** RECORDED DATA follows **

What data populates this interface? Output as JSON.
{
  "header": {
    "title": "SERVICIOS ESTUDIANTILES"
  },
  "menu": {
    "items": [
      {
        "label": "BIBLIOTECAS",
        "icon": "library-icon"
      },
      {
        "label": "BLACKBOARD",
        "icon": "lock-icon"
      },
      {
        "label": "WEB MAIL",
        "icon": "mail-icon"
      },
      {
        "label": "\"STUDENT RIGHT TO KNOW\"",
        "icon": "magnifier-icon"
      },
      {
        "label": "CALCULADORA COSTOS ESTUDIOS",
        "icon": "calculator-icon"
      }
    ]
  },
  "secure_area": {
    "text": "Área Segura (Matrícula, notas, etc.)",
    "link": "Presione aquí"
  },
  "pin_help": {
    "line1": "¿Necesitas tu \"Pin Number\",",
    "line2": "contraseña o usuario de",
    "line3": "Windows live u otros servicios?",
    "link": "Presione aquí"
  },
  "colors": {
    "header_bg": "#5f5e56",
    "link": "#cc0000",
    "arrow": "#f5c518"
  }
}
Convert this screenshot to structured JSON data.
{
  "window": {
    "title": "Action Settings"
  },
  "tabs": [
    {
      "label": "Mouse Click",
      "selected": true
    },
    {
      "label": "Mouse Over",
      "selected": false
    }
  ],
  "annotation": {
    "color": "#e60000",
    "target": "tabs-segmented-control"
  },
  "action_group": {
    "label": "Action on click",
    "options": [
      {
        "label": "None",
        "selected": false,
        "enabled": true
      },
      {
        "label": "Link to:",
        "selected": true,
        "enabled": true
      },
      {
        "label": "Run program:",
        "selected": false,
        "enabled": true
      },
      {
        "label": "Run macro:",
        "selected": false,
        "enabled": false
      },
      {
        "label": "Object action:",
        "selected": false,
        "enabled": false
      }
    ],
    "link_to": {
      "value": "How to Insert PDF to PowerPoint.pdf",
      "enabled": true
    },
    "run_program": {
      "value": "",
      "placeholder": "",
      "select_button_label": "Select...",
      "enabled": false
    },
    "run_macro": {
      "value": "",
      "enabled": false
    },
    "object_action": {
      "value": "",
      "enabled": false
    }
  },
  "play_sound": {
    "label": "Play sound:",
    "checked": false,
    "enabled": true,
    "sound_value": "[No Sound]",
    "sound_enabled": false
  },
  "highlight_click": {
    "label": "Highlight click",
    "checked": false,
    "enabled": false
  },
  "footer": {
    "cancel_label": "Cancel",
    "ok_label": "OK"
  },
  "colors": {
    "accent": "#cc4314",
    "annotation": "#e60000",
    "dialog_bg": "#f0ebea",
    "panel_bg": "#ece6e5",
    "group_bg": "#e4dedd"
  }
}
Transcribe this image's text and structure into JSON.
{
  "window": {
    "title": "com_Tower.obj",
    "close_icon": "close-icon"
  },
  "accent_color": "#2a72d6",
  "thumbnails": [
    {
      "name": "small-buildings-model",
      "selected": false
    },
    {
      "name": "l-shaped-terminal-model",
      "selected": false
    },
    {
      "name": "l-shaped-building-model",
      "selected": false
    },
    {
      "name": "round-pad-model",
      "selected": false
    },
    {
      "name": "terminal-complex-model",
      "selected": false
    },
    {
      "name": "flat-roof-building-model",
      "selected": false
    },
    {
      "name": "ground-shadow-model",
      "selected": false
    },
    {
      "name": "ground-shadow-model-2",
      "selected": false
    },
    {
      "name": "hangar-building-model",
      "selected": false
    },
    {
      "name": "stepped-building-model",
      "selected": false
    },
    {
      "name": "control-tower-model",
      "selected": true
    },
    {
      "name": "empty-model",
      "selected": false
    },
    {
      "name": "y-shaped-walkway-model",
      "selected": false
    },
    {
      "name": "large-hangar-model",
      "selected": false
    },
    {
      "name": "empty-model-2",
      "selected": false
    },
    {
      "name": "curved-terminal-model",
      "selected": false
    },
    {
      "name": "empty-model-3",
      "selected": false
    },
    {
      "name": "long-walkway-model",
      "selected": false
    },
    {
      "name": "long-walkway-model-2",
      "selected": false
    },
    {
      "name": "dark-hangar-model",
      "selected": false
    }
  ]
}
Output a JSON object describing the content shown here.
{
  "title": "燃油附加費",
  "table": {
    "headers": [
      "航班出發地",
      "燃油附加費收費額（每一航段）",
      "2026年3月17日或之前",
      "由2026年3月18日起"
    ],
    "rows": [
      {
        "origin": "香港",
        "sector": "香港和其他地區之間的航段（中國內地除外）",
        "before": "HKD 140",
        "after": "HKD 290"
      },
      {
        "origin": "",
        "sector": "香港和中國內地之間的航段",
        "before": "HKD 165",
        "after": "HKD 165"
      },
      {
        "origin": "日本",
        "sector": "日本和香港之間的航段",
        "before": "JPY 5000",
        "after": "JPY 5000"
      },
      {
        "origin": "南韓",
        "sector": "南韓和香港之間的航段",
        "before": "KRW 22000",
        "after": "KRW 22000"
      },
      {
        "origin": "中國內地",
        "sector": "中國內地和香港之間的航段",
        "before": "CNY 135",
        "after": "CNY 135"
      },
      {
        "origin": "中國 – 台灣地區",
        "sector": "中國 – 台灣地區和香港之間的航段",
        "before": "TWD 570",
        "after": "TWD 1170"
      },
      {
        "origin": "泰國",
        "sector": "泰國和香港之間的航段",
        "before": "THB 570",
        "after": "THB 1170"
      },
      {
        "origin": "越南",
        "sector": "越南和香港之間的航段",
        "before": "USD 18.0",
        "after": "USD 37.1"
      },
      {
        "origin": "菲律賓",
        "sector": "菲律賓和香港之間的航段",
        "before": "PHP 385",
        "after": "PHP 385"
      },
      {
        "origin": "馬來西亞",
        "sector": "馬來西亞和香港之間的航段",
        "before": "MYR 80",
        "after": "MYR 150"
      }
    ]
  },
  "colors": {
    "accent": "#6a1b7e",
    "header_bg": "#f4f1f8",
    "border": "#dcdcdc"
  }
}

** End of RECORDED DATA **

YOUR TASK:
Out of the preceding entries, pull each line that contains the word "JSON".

TASK RESPONSE:
What data populates this interface? Output as JSON.
Convert this screenshot to structured JSON data.
Transcribe this image's text and structure into JSON.
Output a JSON object describing the content shown here.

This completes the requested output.